What’s the challenge?
We are living in a data explosion where we generate and consume data faster than we can keep track of and secure. What are we going to do with all this data and how can we unlock its potential to make it work for society?
What can we use large quantities of data for?
- Transport and smart cities: Oyster card data about when and where people travel around London can be analysed and used to help ease congestion. We can visualise this in maps such as London in motion
- Personalised TV : Sites such as Netflix can use Big Data to see what type of programmes we watch
- Advertising: Sites such as Google and Amazon can use Big Data to analyse what we buy and send us personalised recommendations.
- Shopping: Supermarkets can also our shopping habits through club cards and send us personalised offers
- Politics: Political parties can analyse the data of voters to make canvassing more effective
- Weather: Large quantities of weather measurements can help give more accurate predictions
- Health: Large quantities of data about personal health and disease transmission can help give more accurate predictions
More and more data is becoming openly accessible, so anyone can download it, analyse it and share it. Some of these platforms are:
- Openquake and the Global Earthquake Model store data on earthquakes over the last 1000 years to help with prediction
- Open Street Map: Crowdsources geospatial data
- MarineExplore: access to oceanographic data
- EarthCube: Collecting data across the geosciences
- NASA has created a supercomputer GEOS-5 which helps simulate cloud movement for weather forecasts
Professor Mike Batty, CASA, UCL
Professor Michael Batty chairs the Centre for Advanced Spatial Analysis (CASA) at University College London. His research involves the development of computer models of cities and regions, and he has published numerous books and articles in this area, such as Cities and Complexity (MIT Press, 2005), which received the Alonso Prize of the Regional Science Association, and The New Science of Cities (MIT Press, 2013) http://www.complexcity.info). He received the Lauréat Prix International de Géographie Vautrin Lud. He is a Fellow of the British Academy and the Royal Society, and received the CBE award in 2004 for services to geography.
Dr Farida Vis, Research Fellow in the Social Sciences, The University of Sheffield
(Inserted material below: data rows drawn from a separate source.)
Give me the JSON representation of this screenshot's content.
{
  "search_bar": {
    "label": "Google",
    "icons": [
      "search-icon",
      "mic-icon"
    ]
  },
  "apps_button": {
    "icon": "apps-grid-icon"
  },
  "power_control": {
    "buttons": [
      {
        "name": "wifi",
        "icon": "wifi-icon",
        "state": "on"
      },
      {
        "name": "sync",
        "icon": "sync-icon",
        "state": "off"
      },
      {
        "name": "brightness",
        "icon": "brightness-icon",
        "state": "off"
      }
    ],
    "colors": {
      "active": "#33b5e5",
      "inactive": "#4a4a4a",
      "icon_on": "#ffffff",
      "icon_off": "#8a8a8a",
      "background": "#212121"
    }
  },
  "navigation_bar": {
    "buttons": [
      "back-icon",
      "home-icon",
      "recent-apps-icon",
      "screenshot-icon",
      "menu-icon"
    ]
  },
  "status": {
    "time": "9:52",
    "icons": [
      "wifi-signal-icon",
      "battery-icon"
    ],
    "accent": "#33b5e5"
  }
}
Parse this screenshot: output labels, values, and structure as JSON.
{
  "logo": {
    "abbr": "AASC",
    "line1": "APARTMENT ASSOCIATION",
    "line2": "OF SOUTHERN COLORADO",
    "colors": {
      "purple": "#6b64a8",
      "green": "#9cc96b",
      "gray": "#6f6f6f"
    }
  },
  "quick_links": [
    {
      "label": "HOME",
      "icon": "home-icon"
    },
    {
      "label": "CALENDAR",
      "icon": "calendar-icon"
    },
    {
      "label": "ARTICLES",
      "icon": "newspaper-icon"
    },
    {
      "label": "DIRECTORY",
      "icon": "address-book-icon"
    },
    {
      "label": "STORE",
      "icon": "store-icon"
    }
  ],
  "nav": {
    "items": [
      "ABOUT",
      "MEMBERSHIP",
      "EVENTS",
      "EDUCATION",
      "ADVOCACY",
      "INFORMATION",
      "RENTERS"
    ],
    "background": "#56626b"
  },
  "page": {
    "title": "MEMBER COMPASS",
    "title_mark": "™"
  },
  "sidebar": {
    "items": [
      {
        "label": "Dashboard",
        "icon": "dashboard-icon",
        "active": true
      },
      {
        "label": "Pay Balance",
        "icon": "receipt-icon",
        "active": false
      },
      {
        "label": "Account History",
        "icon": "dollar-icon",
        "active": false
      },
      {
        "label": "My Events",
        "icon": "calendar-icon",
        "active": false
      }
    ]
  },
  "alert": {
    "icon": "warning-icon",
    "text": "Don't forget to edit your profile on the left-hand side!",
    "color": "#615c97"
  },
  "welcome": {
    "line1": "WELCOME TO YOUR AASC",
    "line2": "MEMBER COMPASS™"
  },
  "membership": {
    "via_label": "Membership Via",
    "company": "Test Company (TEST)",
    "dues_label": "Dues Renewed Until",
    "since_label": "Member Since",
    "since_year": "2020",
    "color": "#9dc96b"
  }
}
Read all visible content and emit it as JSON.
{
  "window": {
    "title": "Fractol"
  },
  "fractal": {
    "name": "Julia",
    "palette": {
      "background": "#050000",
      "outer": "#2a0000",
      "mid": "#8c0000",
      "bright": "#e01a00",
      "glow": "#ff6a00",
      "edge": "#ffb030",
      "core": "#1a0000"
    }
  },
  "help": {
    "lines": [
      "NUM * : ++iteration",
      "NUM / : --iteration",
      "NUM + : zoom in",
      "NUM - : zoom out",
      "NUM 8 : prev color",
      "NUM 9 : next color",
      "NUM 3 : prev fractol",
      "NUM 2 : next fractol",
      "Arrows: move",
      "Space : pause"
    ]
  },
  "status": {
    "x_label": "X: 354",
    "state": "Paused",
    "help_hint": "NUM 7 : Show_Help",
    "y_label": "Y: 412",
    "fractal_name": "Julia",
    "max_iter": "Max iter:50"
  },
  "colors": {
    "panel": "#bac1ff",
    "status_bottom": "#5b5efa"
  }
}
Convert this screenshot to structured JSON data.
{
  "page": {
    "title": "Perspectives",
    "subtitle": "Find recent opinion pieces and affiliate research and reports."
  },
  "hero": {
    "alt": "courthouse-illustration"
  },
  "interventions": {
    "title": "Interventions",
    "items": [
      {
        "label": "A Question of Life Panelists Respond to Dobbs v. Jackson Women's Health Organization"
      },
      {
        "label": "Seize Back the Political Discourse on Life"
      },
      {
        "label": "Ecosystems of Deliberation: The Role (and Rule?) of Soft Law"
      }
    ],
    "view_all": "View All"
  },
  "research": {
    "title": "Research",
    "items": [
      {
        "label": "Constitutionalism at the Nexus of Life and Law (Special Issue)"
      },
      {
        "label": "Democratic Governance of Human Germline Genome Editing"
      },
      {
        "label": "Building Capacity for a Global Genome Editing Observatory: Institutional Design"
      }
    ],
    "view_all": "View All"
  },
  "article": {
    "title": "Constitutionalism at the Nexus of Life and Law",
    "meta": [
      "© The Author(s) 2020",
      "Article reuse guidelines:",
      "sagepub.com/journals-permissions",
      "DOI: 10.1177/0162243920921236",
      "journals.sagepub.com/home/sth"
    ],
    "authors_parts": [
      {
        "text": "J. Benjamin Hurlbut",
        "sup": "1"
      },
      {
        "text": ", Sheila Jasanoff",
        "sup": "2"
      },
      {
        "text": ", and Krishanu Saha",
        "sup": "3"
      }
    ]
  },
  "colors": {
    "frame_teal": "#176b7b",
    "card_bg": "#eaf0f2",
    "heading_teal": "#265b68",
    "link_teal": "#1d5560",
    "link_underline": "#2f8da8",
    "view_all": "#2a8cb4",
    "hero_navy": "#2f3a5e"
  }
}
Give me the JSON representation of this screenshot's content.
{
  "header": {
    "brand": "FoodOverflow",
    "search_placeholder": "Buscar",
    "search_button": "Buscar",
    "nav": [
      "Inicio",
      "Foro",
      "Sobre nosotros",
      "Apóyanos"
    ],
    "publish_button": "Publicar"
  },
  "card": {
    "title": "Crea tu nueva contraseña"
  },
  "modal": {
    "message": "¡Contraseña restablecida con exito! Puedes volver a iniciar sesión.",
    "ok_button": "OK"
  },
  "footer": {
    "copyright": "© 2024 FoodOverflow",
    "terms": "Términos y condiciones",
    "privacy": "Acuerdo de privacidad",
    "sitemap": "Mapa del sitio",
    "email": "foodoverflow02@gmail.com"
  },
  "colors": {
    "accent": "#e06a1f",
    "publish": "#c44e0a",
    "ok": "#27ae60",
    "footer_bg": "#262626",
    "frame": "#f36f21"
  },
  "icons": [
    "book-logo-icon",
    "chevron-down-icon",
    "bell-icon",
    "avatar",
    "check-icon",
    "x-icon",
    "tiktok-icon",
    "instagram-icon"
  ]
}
Farida Vis is a Research Fellow based in the Information School at the University of Sheffield. Her Fellowship is on the theme of ‘Big Data and Social Change’, focusing on social media, data journalism and citizen engagement. As part of her social media work, she is interested in critical methods for better understanding social media, Big Data and algorithms. She has published widely in this area, most recently as part of a special issue on ‘making data – Big Data and beyond’ in First Monday (October 2013).
She recently presented work on algorithmic cultures at ideas festival Future Everything (talk here) and a follow up to this at Improving Reality, part of the Brighton Digital Festival (talk here). She was recently appointed to the World Economic Forum’s Global Agenda Council on Social Media. She is a founding member of Open Data Manchester and currently leads two funded projects (EPSRC and AHRC) on the politics and possible future(s) of urban agriculture in the UK.
As part of the 2013 ESRC Festival of Social Science she organized the very popular Researching Social Media conference, bringing together a wide range of researchers from academia, government, industry and the cultural sector. She coordinates the Researching Social Media MA module and her methods textbook, which in part arose from this teaching, co-authored with Information Scientist Mike Thelwall is forthcoming with Sage. She is a frequent public speaker and tweets as @flygirltwo
Ed Parsons, Geospatial Technologist, Google
Ed Parsons is a Geospatial Technologist at Google with responsibility for Google’s mission to organise the world’s information using geography.
Ed was the first Chief Technology Officer in the 200-year-old history of Ordnance Survey, and was instrumental in moving the focus of the organisation from mapping to Geographical Information. He came to the Ordnance Survey from Autodesk, where he was EMEA Applications Manager for the Geographical Information Systems (GIS) Division.
He has a Masters degree in Applied Remote Sensing from Cranfield Institute of Technology and holds a Honorary Doctorate in Science from Kingston University, London and is a Fellow of the Royal Geographical Society (with IBG)
Q 1 What are the commercial opportunities of geospatial technology?
Q 2 Are we deluding ourselves that we have individual privacy? Do we need to rethink what we mean by personal privacy?
Q 3 Are the huge volumes of big data too complex for humans? Are they now problems for computers to solve?
Q 4 How much control do we have about the data collected about us?
Q 5 We’re now looking for correlation between data sets not testing hypotheses, what’s the implication of this for academic research?
Q 6 It’s not about the size of data, it’s about how you bring different data sets together. What other opportunites does big data offer?
Q 7 Where do you see big data in 10 years time?
Q 8 Is it just a small community who can access big data? Is it making us more insular?
Q 9 Are we all just becoming data collectors?